What is an Aneurysm?
An aneurysm is an abnormal dilatation or swelling arising from an artery. It can affect a number of arteries, most commonly the aorta, the main artery of the chest and abdomen. The most likely location is for an aneurysm is just below the arteries to the kidneys. Aneurysms may involve the iliac arteries in the pelvis (see diagram)
How do you know if you have an aneurysm?
Most people with aneurysms are unaware they have one. It usually produces little, if no symptoms, and is most often discovered by chance, on a scan undertaken for other reasons. An aneurysm is sometimes detected on routine examination of your abdomen. Occasionally, an aneurysm may cause pain, in the back or side. When this occurs, it is recommended you see your doctor immediately.
What will happen if I ignore the aneurysm?
Untreated, the aneurysm will continue to expand and ultimately burst. The rate of expansion is variable, 1mm to 5mm per year. The risk of rupture is directly related to the size of the aneurysm. Aneurysms with diameters under 5cm have a very low risk of rupture, though this can vary depending on other factors, such as the configuration of the aneurysm.
When should the aneurysm be treated?
Intervention is usually but not always recommended when the aneurysm exceed 5 – 5.5cm diameter. The purpose of intervention is to prevent rupture or alleviate symptoms..
What happens if the aneurysm ruptures?
Sudden onset of severe back or side pain may be an indicator that the aneurysm is about to rupture. Immediate transfer to hospital is vital for survival. Rupture can cause severe shock (profound hypotension) through blood loss. A high mortality rate (greater than 50% of patients who reach hospital) is associated with rupture, which underlines the importance of early diagnosis and treatment.
How are aneurysms treated? (see operations performed)
Open Repair. This involves open surgery through a long incision in the abdomen. It has been performed for over 60 years, and still has an important role today with excellent outcomes, both short term and long term. It involves the replacement of the aneurysm with an artificial Dacron graft.
Endovascular Repair. This technique has now become the treatment of choice in most patients undergoing aneurysm repair. It can be performed without making any major incisions. It is performed in the catheter laboratory using a stent-graft, delivered into the aneurysm from the femoral (groin) arteries, thereby excluding the aneurysm from the circulation, and at the same time, maintaining normal blood flow to the lower limbs.
What determines which procedure is appropriate?
This decision is made by your surgeon. It depends on a number of anatomical factors outlined on the abdominal CT scan
What are the risks of the procedure?
This will depend on how the aneurysm is treated and is discussed in detail in operations performed.
What happens before, on the day and after the procedure?
This procedure still has an important role in the management of a minority of patients with aortic aneurysms (AAA).
In order to prepare for this procedure, it is vital that a full medical work-up be obtained to confirm fitness for anaesthesia.
This will involve a number of blood tests, an assessment of the heart with an ECG and thallium scan, and referral to a cardiologist if there are any concerns about your heart.
Day of procedure
You may be admitted on the morning of the procedure if your work-up has been completed.
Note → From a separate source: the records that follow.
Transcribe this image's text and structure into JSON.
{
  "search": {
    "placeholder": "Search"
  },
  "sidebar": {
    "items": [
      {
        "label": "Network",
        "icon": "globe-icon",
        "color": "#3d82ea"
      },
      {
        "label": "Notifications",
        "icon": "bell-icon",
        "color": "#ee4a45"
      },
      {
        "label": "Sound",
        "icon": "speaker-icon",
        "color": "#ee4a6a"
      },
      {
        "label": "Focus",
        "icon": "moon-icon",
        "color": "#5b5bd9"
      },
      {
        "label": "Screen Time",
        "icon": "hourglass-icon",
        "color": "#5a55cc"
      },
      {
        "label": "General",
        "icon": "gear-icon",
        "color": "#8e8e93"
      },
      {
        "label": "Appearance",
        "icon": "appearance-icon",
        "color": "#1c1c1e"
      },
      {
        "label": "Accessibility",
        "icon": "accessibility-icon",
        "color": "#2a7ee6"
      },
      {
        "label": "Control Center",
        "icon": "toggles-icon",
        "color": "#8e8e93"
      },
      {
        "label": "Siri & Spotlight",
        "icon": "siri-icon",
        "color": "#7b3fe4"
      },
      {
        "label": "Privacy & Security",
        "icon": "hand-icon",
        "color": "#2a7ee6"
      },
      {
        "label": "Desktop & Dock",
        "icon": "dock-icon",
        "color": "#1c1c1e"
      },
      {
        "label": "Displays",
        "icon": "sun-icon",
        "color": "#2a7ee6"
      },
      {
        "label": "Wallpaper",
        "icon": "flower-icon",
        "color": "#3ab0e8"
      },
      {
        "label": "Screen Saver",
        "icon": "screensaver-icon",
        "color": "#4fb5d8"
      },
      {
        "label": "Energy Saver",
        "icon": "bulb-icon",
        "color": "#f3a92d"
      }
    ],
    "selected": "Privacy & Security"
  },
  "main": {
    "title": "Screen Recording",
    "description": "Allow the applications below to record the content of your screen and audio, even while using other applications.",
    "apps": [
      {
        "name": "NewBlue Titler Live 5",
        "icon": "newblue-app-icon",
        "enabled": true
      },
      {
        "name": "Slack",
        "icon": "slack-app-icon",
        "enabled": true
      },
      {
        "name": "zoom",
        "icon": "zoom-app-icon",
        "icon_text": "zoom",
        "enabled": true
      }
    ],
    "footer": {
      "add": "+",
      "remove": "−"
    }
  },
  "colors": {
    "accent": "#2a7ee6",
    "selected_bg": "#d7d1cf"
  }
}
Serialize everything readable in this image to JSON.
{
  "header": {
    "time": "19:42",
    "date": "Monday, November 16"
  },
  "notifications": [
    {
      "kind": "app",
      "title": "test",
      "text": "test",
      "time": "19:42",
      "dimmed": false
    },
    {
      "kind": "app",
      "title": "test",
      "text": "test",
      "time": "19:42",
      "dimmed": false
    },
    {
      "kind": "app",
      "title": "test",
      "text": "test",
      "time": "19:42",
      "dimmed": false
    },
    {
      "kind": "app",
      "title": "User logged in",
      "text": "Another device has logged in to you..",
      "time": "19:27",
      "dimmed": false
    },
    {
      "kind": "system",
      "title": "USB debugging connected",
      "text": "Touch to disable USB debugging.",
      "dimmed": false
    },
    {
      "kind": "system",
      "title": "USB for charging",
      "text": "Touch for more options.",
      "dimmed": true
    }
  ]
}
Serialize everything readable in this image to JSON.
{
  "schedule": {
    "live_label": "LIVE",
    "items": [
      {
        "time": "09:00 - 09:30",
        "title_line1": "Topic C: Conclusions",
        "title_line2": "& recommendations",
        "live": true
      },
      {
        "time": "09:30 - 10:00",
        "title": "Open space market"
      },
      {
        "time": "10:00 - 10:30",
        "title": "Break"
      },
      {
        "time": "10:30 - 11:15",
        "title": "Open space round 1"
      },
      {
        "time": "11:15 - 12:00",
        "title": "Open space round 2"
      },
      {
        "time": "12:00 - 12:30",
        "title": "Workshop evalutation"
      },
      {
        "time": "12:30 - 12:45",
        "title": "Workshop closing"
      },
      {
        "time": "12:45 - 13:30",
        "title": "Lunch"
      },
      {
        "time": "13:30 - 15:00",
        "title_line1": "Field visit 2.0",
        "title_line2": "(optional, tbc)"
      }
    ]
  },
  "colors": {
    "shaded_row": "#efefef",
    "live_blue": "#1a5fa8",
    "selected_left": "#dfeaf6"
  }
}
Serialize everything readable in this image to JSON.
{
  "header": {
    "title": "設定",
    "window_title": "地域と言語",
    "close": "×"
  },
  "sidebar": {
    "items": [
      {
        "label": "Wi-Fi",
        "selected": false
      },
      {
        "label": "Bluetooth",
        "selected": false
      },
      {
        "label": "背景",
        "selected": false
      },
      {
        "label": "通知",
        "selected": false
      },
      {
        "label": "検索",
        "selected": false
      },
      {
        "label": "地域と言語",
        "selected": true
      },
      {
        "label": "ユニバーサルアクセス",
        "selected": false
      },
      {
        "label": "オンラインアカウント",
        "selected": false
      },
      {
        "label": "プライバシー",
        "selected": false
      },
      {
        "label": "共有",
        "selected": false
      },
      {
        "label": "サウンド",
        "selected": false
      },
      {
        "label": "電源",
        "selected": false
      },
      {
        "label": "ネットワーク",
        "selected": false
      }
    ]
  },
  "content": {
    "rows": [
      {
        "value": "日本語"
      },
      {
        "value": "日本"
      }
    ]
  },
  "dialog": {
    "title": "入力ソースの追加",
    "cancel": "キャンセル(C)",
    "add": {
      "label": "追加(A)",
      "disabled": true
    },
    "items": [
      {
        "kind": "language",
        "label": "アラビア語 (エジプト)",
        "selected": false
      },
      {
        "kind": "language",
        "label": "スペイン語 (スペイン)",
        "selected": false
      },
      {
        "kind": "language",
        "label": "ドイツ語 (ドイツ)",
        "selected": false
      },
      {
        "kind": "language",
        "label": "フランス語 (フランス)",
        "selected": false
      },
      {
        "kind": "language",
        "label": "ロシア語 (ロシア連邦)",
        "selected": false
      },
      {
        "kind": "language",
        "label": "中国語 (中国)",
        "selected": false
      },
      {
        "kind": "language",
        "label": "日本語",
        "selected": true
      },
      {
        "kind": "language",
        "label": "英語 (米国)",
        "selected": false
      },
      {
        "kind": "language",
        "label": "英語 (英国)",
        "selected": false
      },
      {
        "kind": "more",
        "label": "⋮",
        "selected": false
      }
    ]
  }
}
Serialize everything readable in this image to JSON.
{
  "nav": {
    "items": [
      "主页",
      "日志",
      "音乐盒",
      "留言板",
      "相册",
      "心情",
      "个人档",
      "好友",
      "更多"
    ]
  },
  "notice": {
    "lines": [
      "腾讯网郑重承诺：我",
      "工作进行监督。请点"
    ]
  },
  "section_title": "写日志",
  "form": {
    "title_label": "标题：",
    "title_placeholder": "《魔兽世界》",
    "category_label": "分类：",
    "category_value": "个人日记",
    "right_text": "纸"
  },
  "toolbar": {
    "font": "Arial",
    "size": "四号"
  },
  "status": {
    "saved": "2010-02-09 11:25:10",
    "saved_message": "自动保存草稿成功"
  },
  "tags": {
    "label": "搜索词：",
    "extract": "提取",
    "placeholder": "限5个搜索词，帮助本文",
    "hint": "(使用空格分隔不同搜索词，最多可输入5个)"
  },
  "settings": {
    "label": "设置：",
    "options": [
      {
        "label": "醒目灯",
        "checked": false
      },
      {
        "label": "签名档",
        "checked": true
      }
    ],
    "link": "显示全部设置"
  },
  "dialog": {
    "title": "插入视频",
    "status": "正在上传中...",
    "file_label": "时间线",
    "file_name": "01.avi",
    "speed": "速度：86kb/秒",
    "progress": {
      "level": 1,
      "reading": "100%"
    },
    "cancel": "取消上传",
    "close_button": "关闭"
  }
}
You will be required to bring ALL of your usual medications.
It is important to fast for at least 6 hours prior to the procedure. For a morning procedure, you will need to fast from midnight, whereas for an afternoon procedure, this will mean fasting from 7am.
Your anaesthetist will consult you prior to the operation, and explain the anaesthetic and its risks to you.
A full general anaesthetic is administered. A tube is inserted into your windpipe (trachea) to help with your breathing while you are asleep. A catheter is also inserted into your bladder to help in monitoring your fluid status. This will remain in-situ for the first 48 hours.
The operation is performed through a midline abdominal incision, passing from the chest to the pubic bone.
Heparin is administered to help keep the blood thin. The aorta is clamped above and below the aneurysm. In over 90% of cases, this occurs below the arteries to the kidneys, so there is no interruption in blood flow to the kidneys. Clot adherent to the wall of the aneurysm is removed, and back bleeding from arteries coming off the aneurysm controlled.
In order to restore vascular continuity, a synthetic graft (Dacron) either as a tube or “trouser” is sewn into position. Clamps are released to restore circulation to both legs, usually sequentially and slowly, to allow fluid replacement and maintenance of blood pressure. All vascular joins are checked and any leaks sealed.
All patients return to the intensive care unit for at least the first 24 hours for stabilisation, correction of any fluid imbalance and to ensure heart and lung function is optimised.
Patients are then transferred to the ward, where oral fluids and diet is slowly re-introduced, and mobilisation commenced. It is a gradual process, but most patients are fit for discharge at about 7 to 10 days following the procedure.